[Data extract]
::::
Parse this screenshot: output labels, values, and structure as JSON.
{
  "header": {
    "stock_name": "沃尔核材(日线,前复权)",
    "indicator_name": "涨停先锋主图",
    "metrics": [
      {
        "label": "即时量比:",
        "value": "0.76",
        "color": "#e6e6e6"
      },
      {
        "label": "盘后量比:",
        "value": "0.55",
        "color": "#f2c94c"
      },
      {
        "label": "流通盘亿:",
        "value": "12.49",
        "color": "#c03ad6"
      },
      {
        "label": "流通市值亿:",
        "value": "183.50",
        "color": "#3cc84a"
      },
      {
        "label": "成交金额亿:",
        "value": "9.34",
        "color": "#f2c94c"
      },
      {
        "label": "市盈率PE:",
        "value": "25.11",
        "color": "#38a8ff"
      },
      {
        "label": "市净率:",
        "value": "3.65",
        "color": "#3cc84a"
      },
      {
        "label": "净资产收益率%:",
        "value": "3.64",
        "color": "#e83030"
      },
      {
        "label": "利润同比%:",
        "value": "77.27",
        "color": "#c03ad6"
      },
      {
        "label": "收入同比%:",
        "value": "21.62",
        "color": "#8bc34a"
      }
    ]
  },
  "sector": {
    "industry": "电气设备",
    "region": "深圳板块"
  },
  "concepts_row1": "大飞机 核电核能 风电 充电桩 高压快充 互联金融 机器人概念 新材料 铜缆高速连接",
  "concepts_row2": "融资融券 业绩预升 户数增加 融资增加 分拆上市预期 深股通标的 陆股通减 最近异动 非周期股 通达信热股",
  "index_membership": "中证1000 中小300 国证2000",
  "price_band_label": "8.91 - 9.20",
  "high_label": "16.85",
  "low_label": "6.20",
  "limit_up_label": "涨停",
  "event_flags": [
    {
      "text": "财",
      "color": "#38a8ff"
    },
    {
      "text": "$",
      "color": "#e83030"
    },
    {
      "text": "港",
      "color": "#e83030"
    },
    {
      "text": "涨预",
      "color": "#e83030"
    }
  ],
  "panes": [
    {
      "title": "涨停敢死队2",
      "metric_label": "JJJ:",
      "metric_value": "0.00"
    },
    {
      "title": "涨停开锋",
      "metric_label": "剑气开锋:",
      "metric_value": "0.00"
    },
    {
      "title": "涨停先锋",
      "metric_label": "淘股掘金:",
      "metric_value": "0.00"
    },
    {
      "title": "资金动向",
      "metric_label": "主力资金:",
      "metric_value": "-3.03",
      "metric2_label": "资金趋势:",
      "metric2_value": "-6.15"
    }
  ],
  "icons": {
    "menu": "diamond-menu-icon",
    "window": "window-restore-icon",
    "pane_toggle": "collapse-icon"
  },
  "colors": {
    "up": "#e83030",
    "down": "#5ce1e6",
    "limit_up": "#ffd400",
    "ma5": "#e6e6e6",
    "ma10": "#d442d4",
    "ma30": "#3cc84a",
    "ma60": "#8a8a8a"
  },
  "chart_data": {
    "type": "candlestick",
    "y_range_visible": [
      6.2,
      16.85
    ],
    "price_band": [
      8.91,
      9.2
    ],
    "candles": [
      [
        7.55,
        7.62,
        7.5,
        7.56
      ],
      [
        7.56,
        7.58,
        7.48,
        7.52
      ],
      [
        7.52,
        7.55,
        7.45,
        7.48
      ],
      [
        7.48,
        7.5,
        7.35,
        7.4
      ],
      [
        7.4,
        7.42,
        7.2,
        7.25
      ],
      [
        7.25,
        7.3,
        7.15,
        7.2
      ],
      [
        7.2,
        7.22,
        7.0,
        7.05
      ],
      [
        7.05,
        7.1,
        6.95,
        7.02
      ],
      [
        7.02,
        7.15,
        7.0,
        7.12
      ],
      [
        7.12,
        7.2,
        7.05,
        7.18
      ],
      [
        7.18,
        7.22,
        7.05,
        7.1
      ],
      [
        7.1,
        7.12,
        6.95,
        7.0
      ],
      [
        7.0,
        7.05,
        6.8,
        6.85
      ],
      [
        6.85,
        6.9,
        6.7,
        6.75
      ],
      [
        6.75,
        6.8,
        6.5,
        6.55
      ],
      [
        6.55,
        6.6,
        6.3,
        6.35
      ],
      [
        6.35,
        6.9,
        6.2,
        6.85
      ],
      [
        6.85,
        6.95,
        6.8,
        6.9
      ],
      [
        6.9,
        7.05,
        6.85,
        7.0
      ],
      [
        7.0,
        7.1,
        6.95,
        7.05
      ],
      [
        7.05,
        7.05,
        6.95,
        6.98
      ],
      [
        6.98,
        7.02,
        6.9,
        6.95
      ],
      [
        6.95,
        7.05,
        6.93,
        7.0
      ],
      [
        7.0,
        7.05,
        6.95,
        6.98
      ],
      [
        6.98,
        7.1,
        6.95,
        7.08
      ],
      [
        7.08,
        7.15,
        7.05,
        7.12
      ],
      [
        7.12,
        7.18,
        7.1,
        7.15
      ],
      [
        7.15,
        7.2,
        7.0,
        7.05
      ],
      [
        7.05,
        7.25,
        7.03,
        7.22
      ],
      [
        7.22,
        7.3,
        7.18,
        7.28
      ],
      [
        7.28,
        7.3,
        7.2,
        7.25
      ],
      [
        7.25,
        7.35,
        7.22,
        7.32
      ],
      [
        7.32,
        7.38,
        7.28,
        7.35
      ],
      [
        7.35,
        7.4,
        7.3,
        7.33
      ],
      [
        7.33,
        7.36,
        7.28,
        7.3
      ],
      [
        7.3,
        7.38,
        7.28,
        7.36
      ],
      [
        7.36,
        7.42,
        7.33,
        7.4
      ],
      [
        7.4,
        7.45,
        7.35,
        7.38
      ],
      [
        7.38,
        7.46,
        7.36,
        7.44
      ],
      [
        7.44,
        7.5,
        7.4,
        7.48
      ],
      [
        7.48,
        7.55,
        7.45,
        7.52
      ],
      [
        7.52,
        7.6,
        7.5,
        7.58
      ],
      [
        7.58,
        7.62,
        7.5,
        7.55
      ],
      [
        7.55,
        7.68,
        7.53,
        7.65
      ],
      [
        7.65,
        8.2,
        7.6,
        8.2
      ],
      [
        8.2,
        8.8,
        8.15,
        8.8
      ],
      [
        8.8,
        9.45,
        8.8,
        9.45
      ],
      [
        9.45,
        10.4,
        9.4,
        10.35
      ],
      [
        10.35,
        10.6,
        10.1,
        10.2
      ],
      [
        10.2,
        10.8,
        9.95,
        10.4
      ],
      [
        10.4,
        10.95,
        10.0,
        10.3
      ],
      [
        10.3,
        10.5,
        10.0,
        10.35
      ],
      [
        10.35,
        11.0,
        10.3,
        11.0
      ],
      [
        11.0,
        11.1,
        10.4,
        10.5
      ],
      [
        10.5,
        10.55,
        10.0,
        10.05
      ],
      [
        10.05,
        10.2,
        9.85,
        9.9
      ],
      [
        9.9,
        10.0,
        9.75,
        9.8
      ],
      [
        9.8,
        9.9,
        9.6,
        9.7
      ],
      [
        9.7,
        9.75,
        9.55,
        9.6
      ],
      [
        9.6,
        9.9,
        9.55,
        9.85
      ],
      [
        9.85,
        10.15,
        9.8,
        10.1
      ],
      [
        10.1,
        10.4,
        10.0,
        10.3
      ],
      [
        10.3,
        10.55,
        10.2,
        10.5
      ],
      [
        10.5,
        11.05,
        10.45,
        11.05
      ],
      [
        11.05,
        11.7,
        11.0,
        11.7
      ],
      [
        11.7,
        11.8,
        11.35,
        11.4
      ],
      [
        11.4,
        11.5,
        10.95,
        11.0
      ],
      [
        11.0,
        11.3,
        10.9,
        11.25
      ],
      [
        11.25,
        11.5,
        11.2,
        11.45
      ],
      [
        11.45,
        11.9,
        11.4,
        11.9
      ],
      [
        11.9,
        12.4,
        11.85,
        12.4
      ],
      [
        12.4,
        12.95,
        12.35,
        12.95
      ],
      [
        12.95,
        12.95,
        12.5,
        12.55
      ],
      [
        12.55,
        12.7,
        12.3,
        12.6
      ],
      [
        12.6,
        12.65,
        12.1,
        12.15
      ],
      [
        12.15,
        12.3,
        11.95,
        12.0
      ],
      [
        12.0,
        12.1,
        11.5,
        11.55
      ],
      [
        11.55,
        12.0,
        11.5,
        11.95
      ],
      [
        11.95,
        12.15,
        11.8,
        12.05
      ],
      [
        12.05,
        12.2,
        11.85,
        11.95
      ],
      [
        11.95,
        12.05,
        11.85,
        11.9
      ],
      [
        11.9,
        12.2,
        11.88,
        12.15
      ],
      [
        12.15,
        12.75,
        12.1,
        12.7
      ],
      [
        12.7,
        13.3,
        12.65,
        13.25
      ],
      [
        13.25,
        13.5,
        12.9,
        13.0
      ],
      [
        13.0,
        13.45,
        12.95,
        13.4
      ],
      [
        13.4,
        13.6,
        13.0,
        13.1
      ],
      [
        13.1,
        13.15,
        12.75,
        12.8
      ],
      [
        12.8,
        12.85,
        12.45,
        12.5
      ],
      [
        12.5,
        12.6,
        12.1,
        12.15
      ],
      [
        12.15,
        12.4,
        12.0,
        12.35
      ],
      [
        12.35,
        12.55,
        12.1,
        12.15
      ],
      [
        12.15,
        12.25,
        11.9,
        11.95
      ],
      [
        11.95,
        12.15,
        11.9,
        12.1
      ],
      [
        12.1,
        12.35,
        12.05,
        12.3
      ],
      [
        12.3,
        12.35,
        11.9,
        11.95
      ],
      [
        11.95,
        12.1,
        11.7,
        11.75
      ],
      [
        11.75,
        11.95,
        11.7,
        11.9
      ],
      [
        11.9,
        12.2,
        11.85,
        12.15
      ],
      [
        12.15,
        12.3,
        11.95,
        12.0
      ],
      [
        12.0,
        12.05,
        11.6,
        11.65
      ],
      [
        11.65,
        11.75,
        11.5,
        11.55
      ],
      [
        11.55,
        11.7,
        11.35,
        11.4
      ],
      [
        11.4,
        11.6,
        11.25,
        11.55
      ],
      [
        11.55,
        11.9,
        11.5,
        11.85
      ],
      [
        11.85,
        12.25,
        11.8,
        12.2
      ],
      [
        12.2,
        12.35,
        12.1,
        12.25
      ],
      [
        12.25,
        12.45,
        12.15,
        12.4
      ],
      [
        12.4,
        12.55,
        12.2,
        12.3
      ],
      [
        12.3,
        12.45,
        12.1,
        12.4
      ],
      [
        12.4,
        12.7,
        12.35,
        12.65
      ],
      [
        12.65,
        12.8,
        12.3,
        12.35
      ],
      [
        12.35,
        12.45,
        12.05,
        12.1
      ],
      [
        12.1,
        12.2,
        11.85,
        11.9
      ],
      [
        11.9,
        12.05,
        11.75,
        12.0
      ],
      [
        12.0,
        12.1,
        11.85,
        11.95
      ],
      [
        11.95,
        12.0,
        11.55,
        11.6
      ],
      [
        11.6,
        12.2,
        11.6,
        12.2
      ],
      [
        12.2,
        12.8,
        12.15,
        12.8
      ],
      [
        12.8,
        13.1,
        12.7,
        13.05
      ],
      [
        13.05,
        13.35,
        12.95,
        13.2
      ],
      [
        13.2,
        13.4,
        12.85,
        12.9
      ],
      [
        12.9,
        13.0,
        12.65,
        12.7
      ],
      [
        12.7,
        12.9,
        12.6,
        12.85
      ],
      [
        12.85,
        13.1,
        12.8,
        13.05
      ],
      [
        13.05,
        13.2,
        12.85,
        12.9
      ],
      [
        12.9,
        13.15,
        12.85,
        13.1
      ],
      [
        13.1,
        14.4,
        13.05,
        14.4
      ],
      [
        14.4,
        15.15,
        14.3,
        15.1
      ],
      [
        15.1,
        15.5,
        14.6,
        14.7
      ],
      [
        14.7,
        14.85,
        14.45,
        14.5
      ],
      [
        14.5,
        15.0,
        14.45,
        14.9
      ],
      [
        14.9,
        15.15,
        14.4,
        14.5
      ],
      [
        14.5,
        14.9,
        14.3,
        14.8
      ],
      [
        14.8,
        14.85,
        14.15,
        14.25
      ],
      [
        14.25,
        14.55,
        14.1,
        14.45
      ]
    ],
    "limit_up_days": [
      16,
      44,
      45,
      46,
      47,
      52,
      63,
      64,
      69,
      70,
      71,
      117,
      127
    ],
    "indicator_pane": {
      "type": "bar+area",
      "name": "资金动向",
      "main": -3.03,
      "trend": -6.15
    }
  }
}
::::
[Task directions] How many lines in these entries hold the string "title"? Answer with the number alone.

[Answer below] 4